Written by Hon. Larry Anthony, Director
What do the 1993 comedy movie Groundhog Day starring Bill Murray and 2014 scifi movie Edge of Tomorrow starring Tom Cruise have in common with Covid-19?
We are all waking up every morning reliving the same day over and over again.
Regrettably, the pandemic is in the real world and the former are in the fantasy world of Hollywood. But just as the movies twist and turn as the narrative unfolds, so too does the virus twist and turn into new strains, and despite our best efforts, it comes back over and over again.
The recent Delta strain is causing untold damage as Australia’s two largest cities of 10 million people in Sydney and Melbourne are forced into further lockdowns, another ‘groundhog day’. The carnage is not just to the health and economic well-being of the nation, but politically it’s taking its toll on the Federal Government, as seen in a further slide in opinion polls. Newscorp poll out yesterday shows the ALP ahead 53-47 with the Prime Minister’s personal ratings also taking a hit. This is a dangerous trend accruing in the winter recess which is normally an advantageous time for the government to get its messaging out without the distraction of Parliament.

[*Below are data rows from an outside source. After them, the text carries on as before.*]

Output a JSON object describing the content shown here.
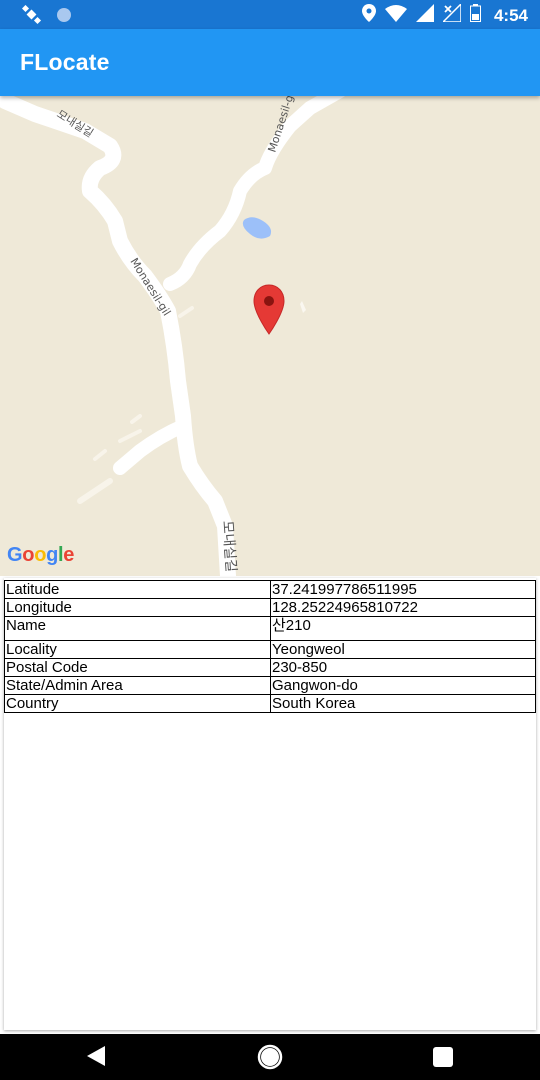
{
  "status_bar": {
    "time": "4:54",
    "icons": [
      "satellite-icon",
      "circle-indicator-icon",
      "location-icon",
      "wifi-icon",
      "cell-signal-icon",
      "no-signal-icon",
      "battery-icon"
    ]
  },
  "app_bar": {
    "title": "FLocate"
  },
  "map": {
    "road_labels": [
      "모내실길",
      "Monaesil-gil",
      "Monaesil-gil",
      "모내실길"
    ],
    "attribution": "Google",
    "colors": {
      "land": "#efe9d8",
      "road": "#ffffff",
      "water": "#9cc0f9",
      "marker": "#e53935"
    }
  },
  "info": {
    "rows": [
      {
        "label": "Latitude",
        "value": "37.241997786511995"
      },
      {
        "label": "Longitude",
        "value": "128.25224965810722"
      },
      {
        "label": "Name",
        "value": "산210"
      },
      {
        "label": "Locality",
        "value": "Yeongweol"
      },
      {
        "label": "Postal Code",
        "value": "230-850"
      },
      {
        "label": "State/Admin Area",
        "value": "Gangwon-do"
      },
      {
        "label": "Country",
        "value": "South Korea"
      }
    ]
  },
  "nav_bar": {
    "buttons": [
      "back-icon",
      "home-icon",
      "recents-icon"
    ]
  }
}
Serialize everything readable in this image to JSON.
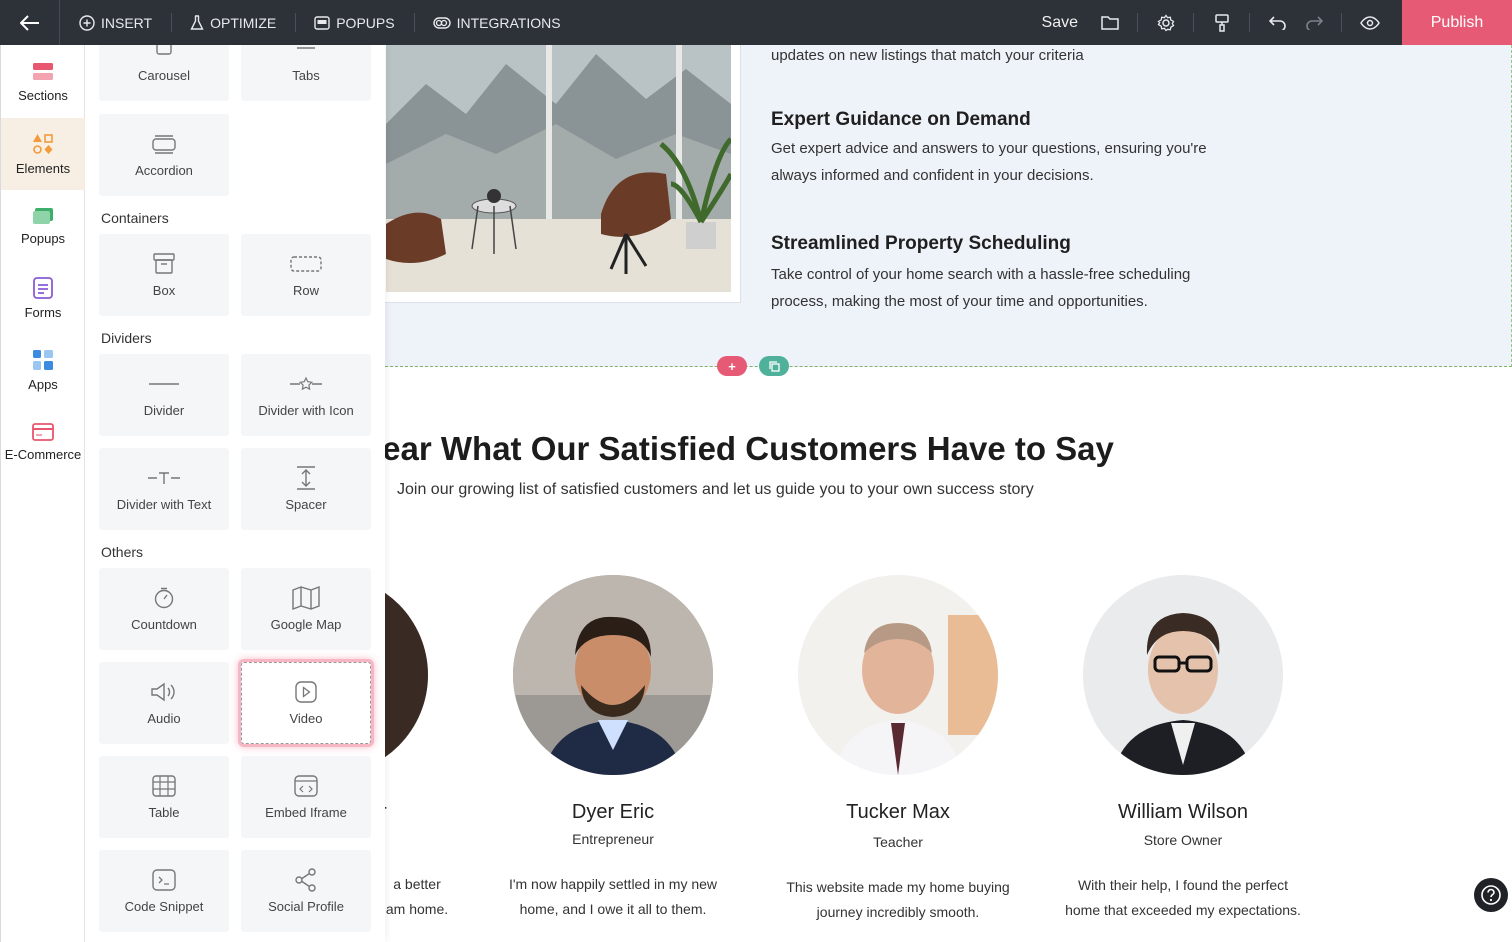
{
  "topbar": {
    "nav": [
      {
        "label": "INSERT",
        "icon": "plus-circle-icon"
      },
      {
        "label": "OPTIMIZE",
        "icon": "flask-icon"
      },
      {
        "label": "POPUPS",
        "icon": "popup-window-icon"
      },
      {
        "label": "INTEGRATIONS",
        "icon": "toggle-link-icon"
      }
    ],
    "save_label": "Save",
    "publish_label": "Publish"
  },
  "rail": {
    "items": [
      {
        "label": "Sections",
        "icon": "sections-icon",
        "color": "#e9566f"
      },
      {
        "label": "Elements",
        "icon": "shapes-icon",
        "color": "#f29a3c"
      },
      {
        "label": "Popups",
        "icon": "popups-icon",
        "color": "#3fae6b"
      },
      {
        "label": "Forms",
        "icon": "form-icon",
        "color": "#8a5cd6"
      },
      {
        "label": "Apps",
        "icon": "apps-grid-icon",
        "color": "#3b8be0"
      },
      {
        "label": "E-Commerce",
        "icon": "card-icon",
        "color": "#e9566f"
      }
    ]
  },
  "panel": {
    "tiles_top": [
      {
        "label": "Carousel"
      },
      {
        "label": "Tabs"
      },
      {
        "label": "Accordion"
      }
    ],
    "containers_title": "Containers",
    "containers": [
      {
        "label": "Box"
      },
      {
        "label": "Row"
      }
    ],
    "dividers_title": "Dividers",
    "dividers": [
      {
        "label": "Divider"
      },
      {
        "label": "Divider with Icon"
      },
      {
        "label": "Divider with Text"
      },
      {
        "label": "Spacer"
      }
    ],
    "others_title": "Others",
    "others": [
      {
        "label": "Countdown"
      },
      {
        "label": "Google Map"
      },
      {
        "label": "Audio"
      },
      {
        "label": "Video"
      },
      {
        "label": "Table"
      },
      {
        "label": "Embed Iframe"
      },
      {
        "label": "Code Snippet"
      },
      {
        "label": "Social Profile"
      }
    ]
  },
  "features": {
    "top_text": "updates on new listings that match your criteria",
    "items": [
      {
        "title": "Expert Guidance on Demand",
        "text1": "Get expert advice and answers to your questions, ensuring you're",
        "text2": "always informed and confident in your decisions."
      },
      {
        "title": "Streamlined Property Scheduling",
        "text1": "Take control of your home search with a hassle-free scheduling",
        "text2": "process, making the most of your time and opportunities."
      }
    ]
  },
  "section_controls": {
    "add": "+",
    "copy": "copy-icon"
  },
  "testimonials": {
    "title": "lear What Our Satisfied Customers Have to Say",
    "subtitle": "Join our growing list of satisfied customers and let us guide you to your own success story",
    "partial": {
      "name": "tor",
      "quote1": "a better",
      "quote2": "am home."
    },
    "people": [
      {
        "name": "Dyer Eric",
        "role": "Entrepreneur",
        "quote1": "I'm now happily settled in my new",
        "quote2": "home, and I owe it all to them."
      },
      {
        "name": "Tucker Max",
        "role": "Teacher",
        "quote1": "This website made my home buying",
        "quote2": "journey incredibly smooth."
      },
      {
        "name": "William Wilson",
        "role": "Store Owner",
        "quote1": "With their help, I found the perfect",
        "quote2": "home that exceeded my expectations."
      }
    ]
  },
  "colors": {
    "topbar": "#2d3138",
    "publish": "#e75a76",
    "section_bg": "#eef2f9",
    "add_pill": "#e75a76",
    "copy_pill": "#4fb19a"
  }
}
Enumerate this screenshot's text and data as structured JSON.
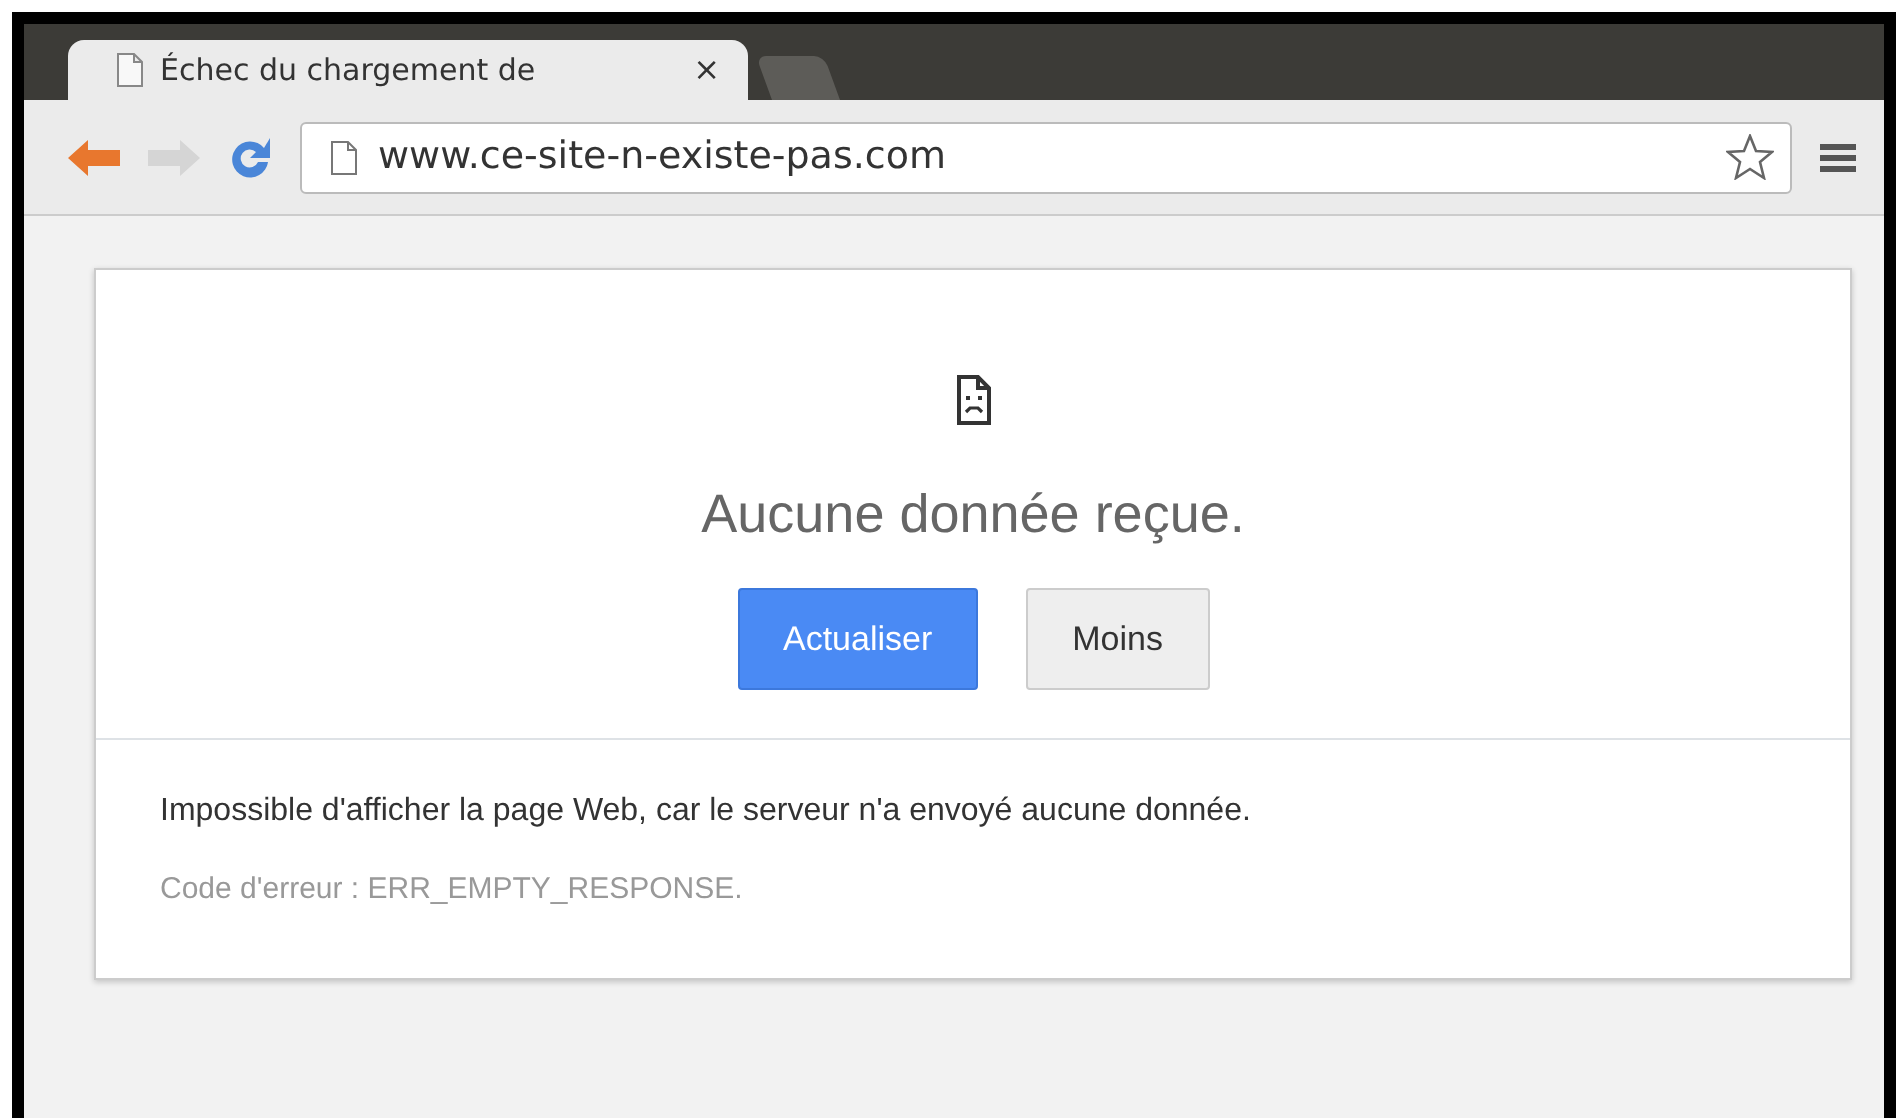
{
  "tabs": [
    {
      "title": "Échec du chargement de",
      "close": "×",
      "selected": true
    }
  ],
  "address_bar": {
    "url": "www.ce-site-n-existe-pas.com",
    "bookmarked": false
  },
  "error": {
    "title": "Aucune donnée reçue.",
    "buttons": [
      {
        "label": "Actualiser",
        "kind": "primary"
      },
      {
        "label": "Moins",
        "kind": "secondary"
      }
    ],
    "message": "Impossible d'afficher la page Web, car le serveur n'a envoyé aucune donnée.",
    "code": "Code d'erreur : ERR_EMPTY_RESPONSE."
  }
}
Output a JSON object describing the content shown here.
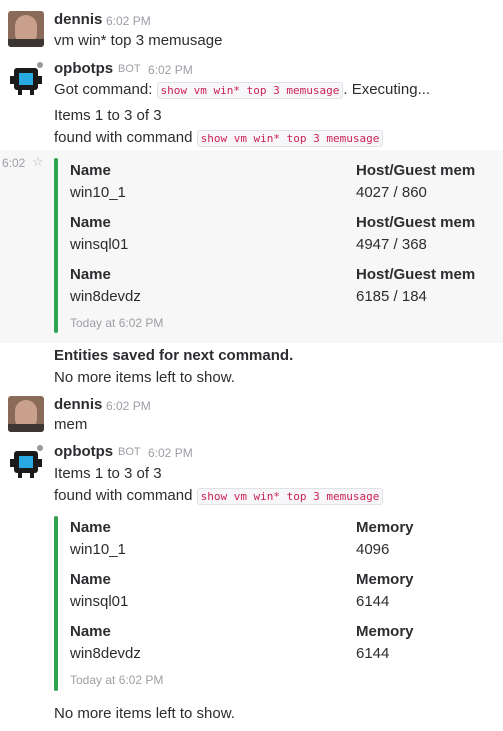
{
  "messages": [
    {
      "user": "dennis",
      "time": "6:02 PM",
      "text": "vm win* top 3 memusage"
    },
    {
      "user": "opbotps",
      "bot": "BOT",
      "time": "6:02 PM",
      "got_prefix": "Got command: ",
      "got_code": "show vm win* top 3 memusage",
      "got_suffix": ". Executing...",
      "items": "Items 1 to 3 of 3",
      "found_prefix": "found with command ",
      "found_code": "show vm win* top 3 memusage"
    },
    {
      "user": "dennis",
      "time": "6:02 PM",
      "text": "mem"
    },
    {
      "user": "opbotps",
      "bot": "BOT",
      "time": "6:02 PM",
      "items": "Items 1 to 3 of 3",
      "found_prefix": "found with command ",
      "found_code": "show vm win* top 3 memusage"
    }
  ],
  "attachment1": {
    "side_time": "6:02",
    "rows": [
      {
        "name_label": "Name",
        "name": "win10_1",
        "mem_label": "Host/Guest mem",
        "mem": "4027 / 860"
      },
      {
        "name_label": "Name",
        "name": "winsql01",
        "mem_label": "Host/Guest mem",
        "mem": "4947 / 368"
      },
      {
        "name_label": "Name",
        "name": "win8devdz",
        "mem_label": "Host/Guest mem",
        "mem": "6185 / 184"
      }
    ],
    "footer": "Today at 6:02 PM"
  },
  "entities_saved": "Entities saved for next command.",
  "no_more_1": "No more items left to show.",
  "attachment2": {
    "rows": [
      {
        "name_label": "Name",
        "name": "win10_1",
        "mem_label": "Memory",
        "mem": "4096"
      },
      {
        "name_label": "Name",
        "name": "winsql01",
        "mem_label": "Memory",
        "mem": "6144"
      },
      {
        "name_label": "Name",
        "name": "win8devdz",
        "mem_label": "Memory",
        "mem": "6144"
      }
    ],
    "footer": "Today at 6:02 PM"
  },
  "no_more_2": "No more items left to show.",
  "colors": {
    "accent_bar": "#2fa44f",
    "code_text": "#cc2255",
    "timestamp": "#9e9ea6",
    "highlight_bg": "#f7f7f7"
  },
  "icons": {
    "bot_avatar": "robot-icon",
    "star": "star-icon"
  }
}
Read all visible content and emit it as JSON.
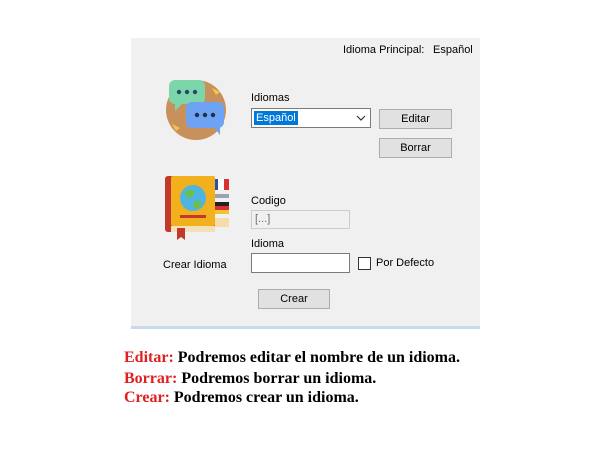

The confusing messaging and the stop-start rollout of the vaccine is causing the greatest damage to the government, compounded by recent lockdowns. Ironically, all the goodwill gained by the Commonwealth from last year’s massive fiscal stimulus in response to border closures is now being eroded by the Delta variant and the politicisation of National Cabinet.
National Cabinet was initially set up with genuine bipartisan support from the Premiers and Chief Ministers. A noble aim to collectively deal with the pandemic response has now turned into a rod for the Prime Minister's back. The blame game is alive and well on the vaccine roll-out, inconsistency on border closures, lockdowns, and quarantine quarrels. It’s all starting to unravel for the government with an election due by May 2022.
All Governments since federation, apart from war times, are run by the executive of the ruling party, the Prime Minister and the Federal Cabinet of the day. Cabinet historically comprises between 16 and 21 elected members of Parliament.
However, in the last 18 months some are suggesting that Federal Cabinet and the PM’s powers have been usurped by the state-based National Cabinet. Regrettably, many State Premiers and the Chief Ministers have retreated to partisan positions and are weaponised the continuing Covid crisis ‘groundhog day’ against the Commonwealth. Consequently, the Federal Government is unable to set the agenda or get its narrative out as political shrapnel from the Labor states rain down on the PM.
To cap this off, even the decision-making process in Federal government is being truncated to a couple of committees, namely the National Security Committee (NSC) and the Expenditure Review Committee (ERC). Having one hand tied behind your back due to the National Cabinet structure and the other hand dominated by two powerful internal committees, NSC and ERC, does not bode well for tactile political responses or good governance.
Thankfully, Queensland has escaped the Delta variant, allowing all the national sporting codes to slip into Queensland and continue play in the Sunshine State.
One ray of hope for the nation was the Wallabies’ victory over the French in the third and final rugby Test played in Brisbane last Saturday, and a just-in-time visit by the Premier Annastacia Palaszczuk to Tokyo to hopefully secure the 2032 Olympics for Brisbane.
No groundhog day here!